Excerpts from an interface dataset:
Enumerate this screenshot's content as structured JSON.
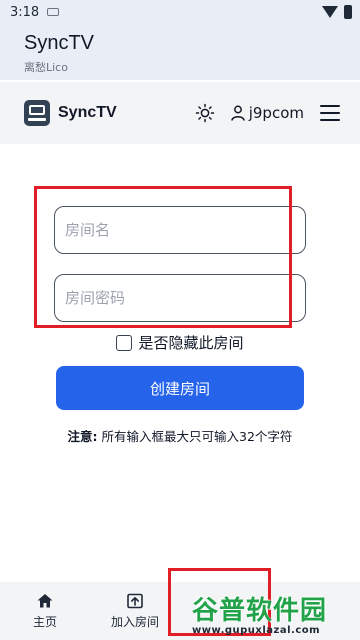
{
  "status_bar": {
    "time": "3:18"
  },
  "app_bar": {
    "title": "SyncTV",
    "subtitle": "离愁Lico"
  },
  "nav": {
    "brand": "SyncTV",
    "username": "j9pcom"
  },
  "form": {
    "room_name_placeholder": "房间名",
    "room_password_placeholder": "房间密码",
    "hide_room_label": "是否隐藏此房间",
    "create_button_label": "创建房间",
    "notice_label": "注意:",
    "notice_text": " 所有输入框最大只可输入32个字符"
  },
  "bottom_nav": {
    "tabs": [
      {
        "label": "主页",
        "icon": "home-icon"
      },
      {
        "label": "加入房间",
        "icon": "join-room-icon"
      }
    ]
  },
  "watermark": {
    "text": "谷普软件园",
    "url": "www.gupuxlazal.com"
  },
  "colors": {
    "primary": "#2563eb",
    "annotation": "#e11d25",
    "watermark": "#22a34a"
  }
}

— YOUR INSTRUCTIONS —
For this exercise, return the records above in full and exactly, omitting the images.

— COMPLETED TASK —
Enumerate this screenshot's content as structured JSON.
{
  "status_bar": {
    "time": "3:18"
  },
  "app_bar": {
    "title": "SyncTV",
    "subtitle": "离愁Lico"
  },
  "nav": {
    "brand": "SyncTV",
    "username": "j9pcom"
  },
  "form": {
    "room_name_placeholder": "房间名",
    "room_password_placeholder": "房间密码",
    "hide_room_label": "是否隐藏此房间",
    "create_button_label": "创建房间",
    "notice_label": "注意:",
    "notice_text": " 所有输入框最大只可输入32个字符"
  },
  "bottom_nav": {
    "tabs": [
      {
        "label": "主页",
        "icon": "home-icon"
      },
      {
        "label": "加入房间",
        "icon": "join-room-icon"
      }
    ]
  },
  "watermark": {
    "text": "谷普软件园",
    "url": "www.gupuxlazal.com"
  },
  "colors": {
    "primary": "#2563eb",
    "annotation": "#e11d25",
    "watermark": "#22a34a"
  }
}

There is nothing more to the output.